_Task brief_
I'd like the data below restated word for word, with the pictures left out.

App and web page records
++++++

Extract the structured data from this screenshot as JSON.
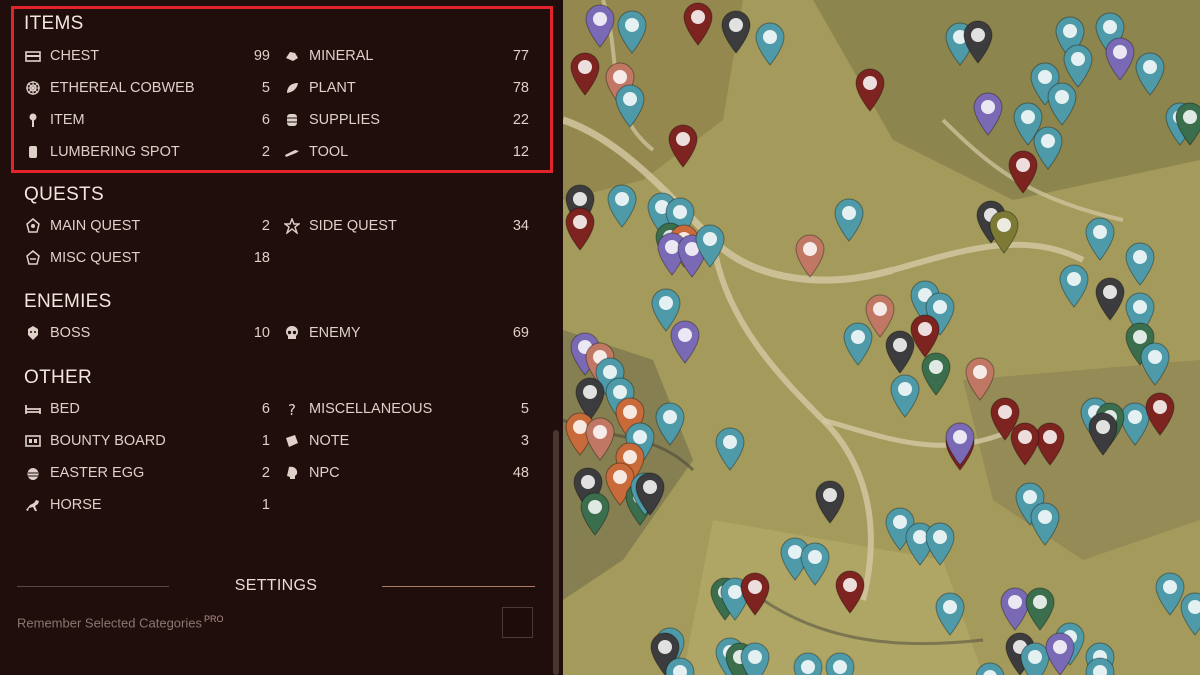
{
  "sidebar": {
    "sections": [
      {
        "title": "ITEMS",
        "items": [
          {
            "label": "CHEST",
            "count": "99",
            "icon": "chest-icon"
          },
          {
            "label": "MINERAL",
            "count": "77",
            "icon": "mineral-icon"
          },
          {
            "label": "ETHEREAL COBWEB",
            "count": "5",
            "icon": "cobweb-icon"
          },
          {
            "label": "PLANT",
            "count": "78",
            "icon": "plant-icon"
          },
          {
            "label": "ITEM",
            "count": "6",
            "icon": "item-icon"
          },
          {
            "label": "SUPPLIES",
            "count": "22",
            "icon": "barrel-icon"
          },
          {
            "label": "LUMBERING SPOT",
            "count": "2",
            "icon": "log-icon"
          },
          {
            "label": "TOOL",
            "count": "12",
            "icon": "tool-icon"
          }
        ]
      },
      {
        "title": "QUESTS",
        "items": [
          {
            "label": "MAIN QUEST",
            "count": "2",
            "icon": "main-quest-icon"
          },
          {
            "label": "SIDE QUEST",
            "count": "34",
            "icon": "side-quest-icon"
          },
          {
            "label": "MISC QUEST",
            "count": "18",
            "icon": "misc-quest-icon"
          }
        ]
      },
      {
        "title": "ENEMIES",
        "items": [
          {
            "label": "BOSS",
            "count": "10",
            "icon": "boss-icon"
          },
          {
            "label": "ENEMY",
            "count": "69",
            "icon": "skull-icon"
          }
        ]
      },
      {
        "title": "OTHER",
        "items": [
          {
            "label": "BED",
            "count": "6",
            "icon": "bed-icon"
          },
          {
            "label": "MISCELLANEOUS",
            "count": "5",
            "icon": "question-icon"
          },
          {
            "label": "BOUNTY BOARD",
            "count": "1",
            "icon": "board-icon"
          },
          {
            "label": "NOTE",
            "count": "3",
            "icon": "note-icon"
          },
          {
            "label": "EASTER EGG",
            "count": "2",
            "icon": "egg-icon"
          },
          {
            "label": "NPC",
            "count": "48",
            "icon": "npc-icon"
          },
          {
            "label": "HORSE",
            "count": "1",
            "icon": "horse-icon"
          }
        ]
      }
    ],
    "settings": {
      "title": "SETTINGS",
      "remember_label": "Remember Selected Categories",
      "pro_badge": "PRO"
    }
  },
  "colors": {
    "sidebar_bg": "#200e0c",
    "highlight": "#e0242a",
    "pin_teal": "#4e9aa8",
    "pin_red": "#7d2320",
    "pin_purple": "#7a69b5",
    "pin_green": "#3a6e4c",
    "pin_orange": "#c86a3a",
    "pin_salmon": "#c07865",
    "pin_gray": "#3c3b3d",
    "pin_olive": "#7c7a34"
  }
}
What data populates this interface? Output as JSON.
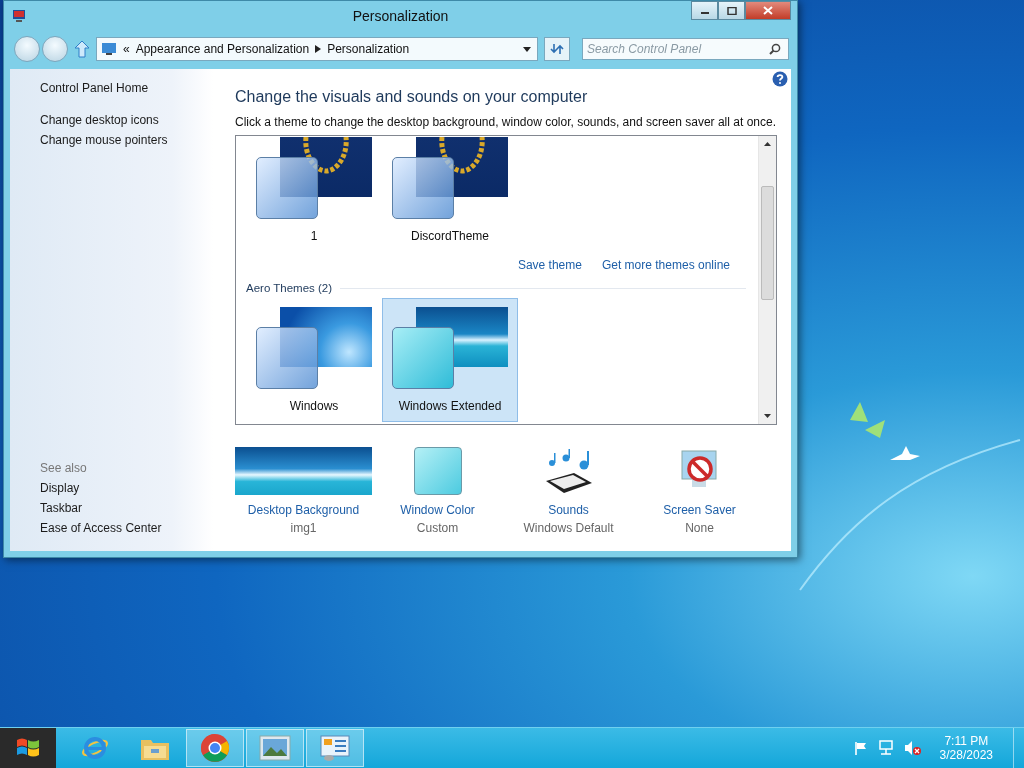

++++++

_Expected output_
Extract the structured data from this screenshot as JSON.
{
  "sidebar": {
    "sections": [
      {
        "title": "ITEMS",
        "items": [
          {
            "label": "CHEST",
            "count": "99",
            "icon": "chest-icon"
          },
          {
            "label": "MINERAL",
            "count": "77",
            "icon": "mineral-icon"
          },
          {
            "label": "ETHEREAL COBWEB",
            "count": "5",
            "icon": "cobweb-icon"
          },
          {
            "label": "PLANT",
            "count": "78",
            "icon": "plant-icon"
          },
          {
            "label": "ITEM",
            "count": "6",
            "icon": "item-icon"
          },
          {
            "label": "SUPPLIES",
            "count": "22",
            "icon": "barrel-icon"
          },
          {
            "label": "LUMBERING SPOT",
            "count": "2",
            "icon": "log-icon"
          },
          {
            "label": "TOOL",
            "count": "12",
            "icon": "tool-icon"
          }
        ]
      },
      {
        "title": "QUESTS",
        "items": [
          {
            "label": "MAIN QUEST",
            "count": "2",
            "icon": "main-quest-icon"
          },
          {
            "label": "SIDE QUEST",
            "count": "34",
            "icon": "side-quest-icon"
          },
          {
            "label": "MISC QUEST",
            "count": "18",
            "icon": "misc-quest-icon"
          }
        ]
      },
      {
        "title": "ENEMIES",
        "items": [
          {
            "label": "BOSS",
            "count": "10",
            "icon": "boss-icon"
          },
          {
            "label": "ENEMY",
            "count": "69",
            "icon": "skull-icon"
          }
        ]
      },
      {
        "title": "OTHER",
        "items": [
          {
            "label": "BED",
            "count": "6",
            "icon": "bed-icon"
          },
          {
            "label": "MISCELLANEOUS",
            "count": "5",
            "icon": "question-icon"
          },
          {
            "label": "BOUNTY BOARD",
            "count": "1",
            "icon": "board-icon"
          },
          {
            "label": "NOTE",
            "count": "3",
            "icon": "note-icon"
          },
          {
            "label": "EASTER EGG",
            "count": "2",
            "icon": "egg-icon"
          },
          {
            "label": "NPC",
            "count": "48",
            "icon": "npc-icon"
          },
          {
            "label": "HORSE",
            "count": "1",
            "icon": "horse-icon"
          }
        ]
      }
    ],
    "settings": {
      "title": "SETTINGS",
      "remember_label": "Remember Selected Categories",
      "pro_badge": "PRO"
    }
  },
  "colors": {
    "sidebar_bg": "#200e0c",
    "highlight": "#e0242a",
    "pin_teal": "#4e9aa8",
    "pin_red": "#7d2320",
    "pin_purple": "#7a69b5",
    "pin_green": "#3a6e4c",
    "pin_orange": "#c86a3a",
    "pin_salmon": "#c07865",
    "pin_gray": "#3c3b3d",
    "pin_olive": "#7c7a34"
  }
}
What data populates this interface? Output as JSON.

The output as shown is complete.